This past month, on separate occasions, I heard two identical conversations regarding motherhood. Because I intersected with the same conversation twice, it forced me to take pause. The essence centered around this point: Mothering my daughter is just a fraction of my life.

Right now, at this very moment, I sometimes lose sight of this truth.  Some days motherhood is so consuming. From the moment I wake up, coaching of my daughter commences. “Wake up, honey. It is time to go to school.” I bellow this line every morning. As she wakes from her slumber, she cries because she wants to sleep in. “Just five more minutes, Momma?” I offer the same words I uttered the previous day. “No, you can’t sleep in. You will be late to school.” With some convincing, she stumbles to the shower. I start checking off my mental list of all the things that I need to do just to get her to school. I boil a pot of water because she enjoys a hard-boiled egg with her waffles and glass of milk. While the water bubbles, I assemble her lunch, check to see if her water bottle is in her backpack and that she’s remembered to put her homework in her folders. This all happens within 30 minutes after I click the snooze button.

There are the incessant reminders that dominate many of my conversations with her. “Did you get your socks? Did you remember to bring your jacket? Wear your tennis shoes today because you have P.E.” There are the drives to and from school, playdates sprinkled on the weekend, extracurricular activities on a few weeknights, and the endless stream of birthday parties that occupy Saturdays.

Some days it feels like too much.
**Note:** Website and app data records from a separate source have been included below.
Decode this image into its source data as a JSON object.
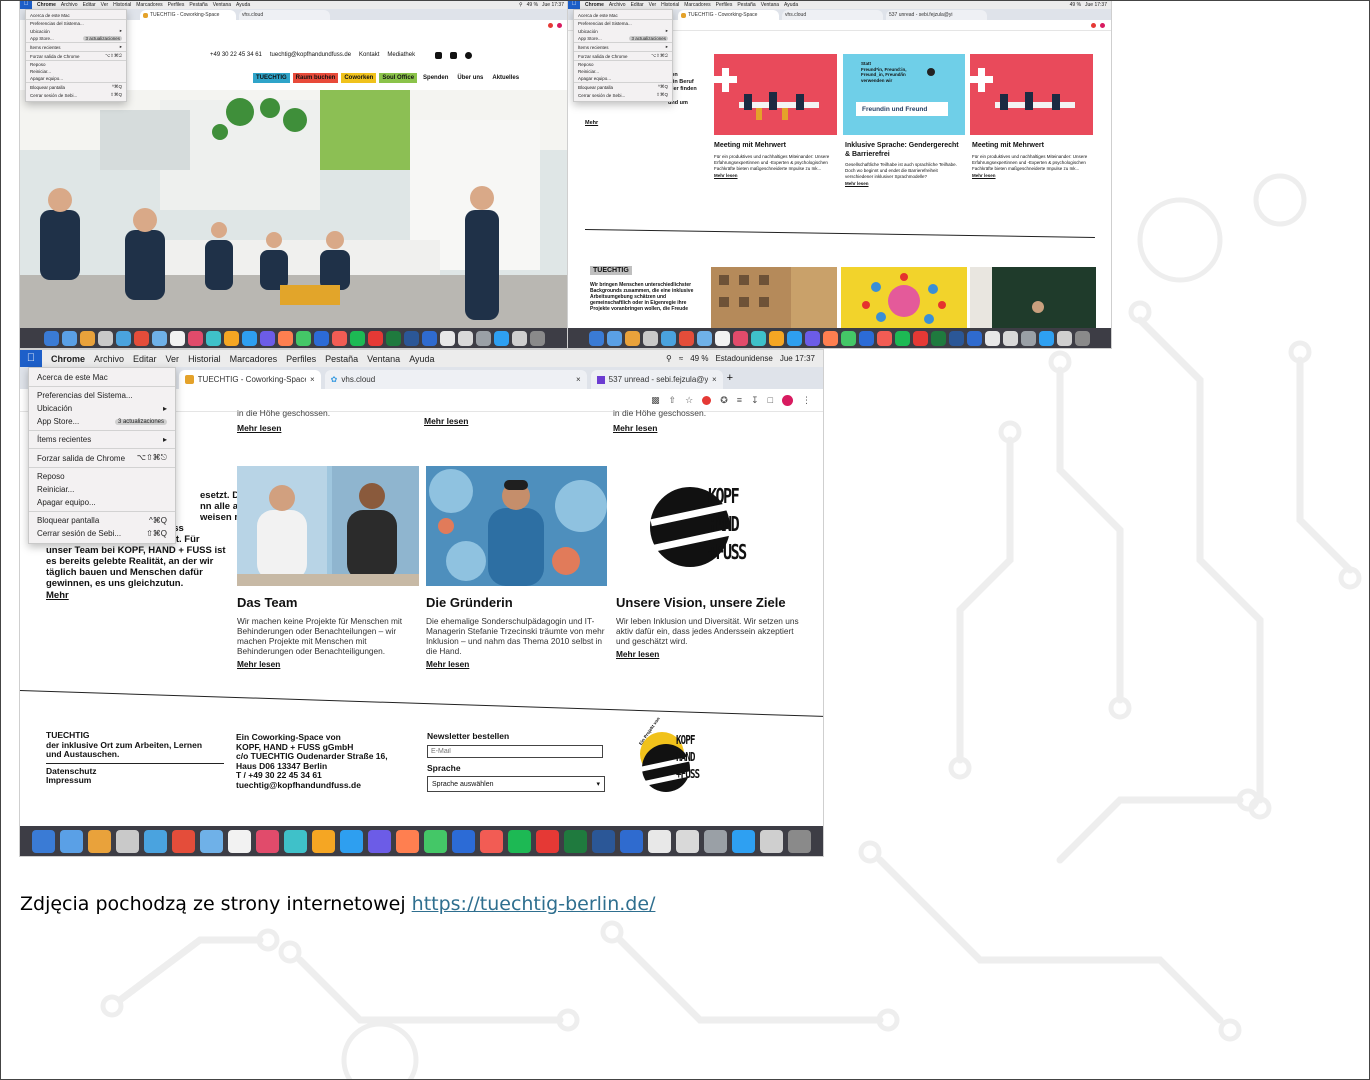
{
  "caption": {
    "text": "Zdjęcia pochodzą ze strony internetowej ",
    "link": "https://tuechtig-berlin.de/"
  },
  "mac_menu": {
    "app": "Chrome",
    "items": [
      "Archivo",
      "Editar",
      "Ver",
      "Historial",
      "Marcadores",
      "Perfiles",
      "Pestaña",
      "Ventana",
      "Ayuda"
    ],
    "status": {
      "battery": "49 %",
      "input_source": "Estadounidense",
      "clock": "Jue 17:37"
    }
  },
  "apple_menu": {
    "items": [
      {
        "label": "Acerca de este Mac",
        "shortcut": ""
      },
      {
        "label": "Preferencias del Sistema...",
        "shortcut": ""
      },
      {
        "label": "Ubicación",
        "shortcut": "▸"
      },
      {
        "label": "App Store...",
        "badge": "3 actualizaciones"
      },
      {
        "label": "Ítems recientes",
        "shortcut": "▸"
      },
      {
        "label": "Forzar salida de Chrome",
        "shortcut": "⌥⇧⌘⎋"
      },
      {
        "label": "Reposo",
        "shortcut": ""
      },
      {
        "label": "Reiniciar...",
        "shortcut": ""
      },
      {
        "label": "Apagar equipo...",
        "shortcut": ""
      },
      {
        "label": "Bloquear pantalla",
        "shortcut": "^⌘Q"
      },
      {
        "label": "Cerrar sesión de Sebi...",
        "shortcut": "⇧⌘Q"
      }
    ]
  },
  "tabs": [
    {
      "title": "TUECHTIG - Coworking-Space",
      "close": "×"
    },
    {
      "title": "vhs.cloud",
      "close": "×"
    },
    {
      "title": "537 unread - sebi.fejzula@yi",
      "close": "×"
    }
  ],
  "shot1": {
    "contact": {
      "phone": "+49 30 22 45 34 61",
      "email": "tuechtig@kopfhandundfuss.de",
      "kontakt": "Kontakt",
      "mediathek": "Mediathek"
    },
    "nav": [
      "TUECHTIG",
      "Raum buchen",
      "Coworken",
      "Soul Office",
      "Spenden",
      "Über uns",
      "Aktuelles"
    ],
    "nav_colors": [
      "#2fa4c9",
      "#e84a3a",
      "#f0c21c",
      "#8bc34a"
    ]
  },
  "shot2": {
    "left_fragment": [
      "von",
      "g in Beruf",
      "Hier finden",
      "t",
      "und um"
    ],
    "left_link": "Mehr",
    "cards": [
      {
        "title": "Meeting mit Mehrwert",
        "text": "Für ein produktives und nachhaltiges Miteinander: Unsere Erfahrungsexpertinnen und -Experten & psychologischen Fachkräfte bieten maßgeschneiderte Impulse zu Ink...",
        "link": "Mehr lesen"
      },
      {
        "title": "Inklusive Sprache: Gendergerecht & Barrierefrei",
        "text": "Gesellschaftliche Teilhabe ist auch sprachliche Teilhabe. Doch wo beginnt und endet die Barrierefreiheit verschiedener inklusiver Sprachmodelle?",
        "link": "Mehr lesen",
        "img_lines": [
          "Statt",
          "Freund*in, Freund:in,",
          "Freund_in, Freund/in",
          "verwenden wir"
        ],
        "img_label": "Freundin und Freund"
      },
      {
        "title": "Meeting mit Mehrwert",
        "text": "Für ein produktives und nachhaltiges Miteinander: Unsere Erfahrungsexpertinnen und -Experten & psychologischen Fachkräfte bieten maßgeschneiderte Impulse zu Ink...",
        "link": "Mehr lesen"
      }
    ],
    "tuechtig_badge": "TUECHTIG",
    "tuechtig_text": "Wir bringen Menschen unterschiedlichster Backgrounds zusammen, die eine inklusive Arbeitsumgebung schätzen und gemeinschaftlich oder in Eigenregie ihre Projekte voranbringen wollen, die Freude"
  },
  "shot3": {
    "top_fragment": "in die Höhe geschossen.",
    "top_links": [
      "Mehr lesen",
      "Mehr lesen",
      "Mehr lesen"
    ],
    "left_text_tail": "esetzt. Diese",
    "left_text_tail2": "nn alle an",
    "left_text_tail3": "weisen mit",
    "left_text": "unserer Arbeit jeden Tag, dass Inklusion kein Luftschloss ist. Für unser Team bei KOPF, HAND + FUSS ist es bereits gelebte Realität, an der wir täglich bauen und Menschen dafür gewinnen, es uns gleichzutun.",
    "left_link": "Mehr",
    "cards": [
      {
        "title": "Das Team",
        "text": "Wir machen keine Projekte für Menschen mit Behinderungen oder Benachteilungen – wir machen Projekte mit Menschen mit Behinderungen oder Benachteiligungen.",
        "link": "Mehr lesen"
      },
      {
        "title": "Die Gründerin",
        "text": "Die ehemalige Sonderschulpädagogin und IT-Managerin Stefanie Trzecinski träumte von mehr Inklusion – und nahm das Thema 2010 selbst in die Hand.",
        "link": "Mehr lesen"
      },
      {
        "title": "Unsere Vision, unsere Ziele",
        "text": "Wir leben Inklusion und Diversität. Wir setzen uns aktiv dafür ein, dass jedes Anderssein akzeptiert und geschätzt wird.",
        "link": "Mehr lesen"
      }
    ],
    "logo_lines": [
      "KOPF",
      "HAND",
      "+FUSS"
    ],
    "footer": {
      "col1": {
        "title": "TUECHTIG",
        "lines": [
          "der inklusive Ort zum Arbeiten, Lernen",
          "und Austauschen."
        ],
        "links": [
          "Datenschutz",
          "Impressum"
        ]
      },
      "col2": {
        "lines": [
          "Ein Coworking-Space von",
          "KOPF, HAND + FUSS gGmbH",
          "c/o TUECHTIG Oudenarder Straße 16,",
          "Haus D06 13347 Berlin",
          "T / +49 30 22 45 34 61",
          "tuechtig@kopfhandundfuss.de"
        ]
      },
      "newsletter": {
        "title": "Newsletter bestellen",
        "placeholder": "E-Mail",
        "lang_title": "Sprache",
        "lang_select": "Sprache auswählen"
      },
      "badge": "Ein Projekt von"
    }
  },
  "dock_colors": [
    "#3a7bd5",
    "#5aa0e6",
    "#e9a23b",
    "#c9c9c9",
    "#4aa3df",
    "#e44d3a",
    "#6fb1e8",
    "#f2f2f2",
    "#e14b6b",
    "#3fc1c9",
    "#f5a623",
    "#2e9ff0",
    "#6c5ce7",
    "#ff7f50",
    "#44c767",
    "#2c6bd6",
    "#f25c54",
    "#1db954",
    "#e53935",
    "#1f7a3e",
    "#2b5797",
    "#2f6bcf",
    "#e8e8e8",
    "#d9d9d9",
    "#9aa0a6",
    "#2ea0f2",
    "#cfcfcf",
    "#8a8a8a"
  ]
}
I complain to my husband that raising children takes so much time, energy, work and at the end of the day the “me” factor vanishes.  I am too tired to pursue me. I just want to sleep – this is sometimes elusive as well, nightmares, bathroom breaks, and tuck in requests seem to happen at 2:00 a.m. in the morning.

How long will this type of mothering last? My daughter is seven. She is already moving forward in ways that leave me with very little to say. It hit me yesterday when I tried to pick her up, but struggled because she’s grown as tall as some of the younger cacti in our yard. My daughter said, “You cannot even pick me up, Momma. I am too old now.”

You know those moments, when everything clicks? That is when it hit me. Mothering my daughter this way, in the most basic way, will end soon. In 10 years, she will embark on pathways that will probably not include me. Of course, I always hope to occupy a space in her backdrop, but it will never encompass the type of mothering that I do now.

Much like the picture captured of her dancing at my sister’s wedding, she will jump, move forward, while I watch.

As I write this, the clarity hits like a tidal wave.

Only a fraction of my life. And that fact leaves me brimming with tears.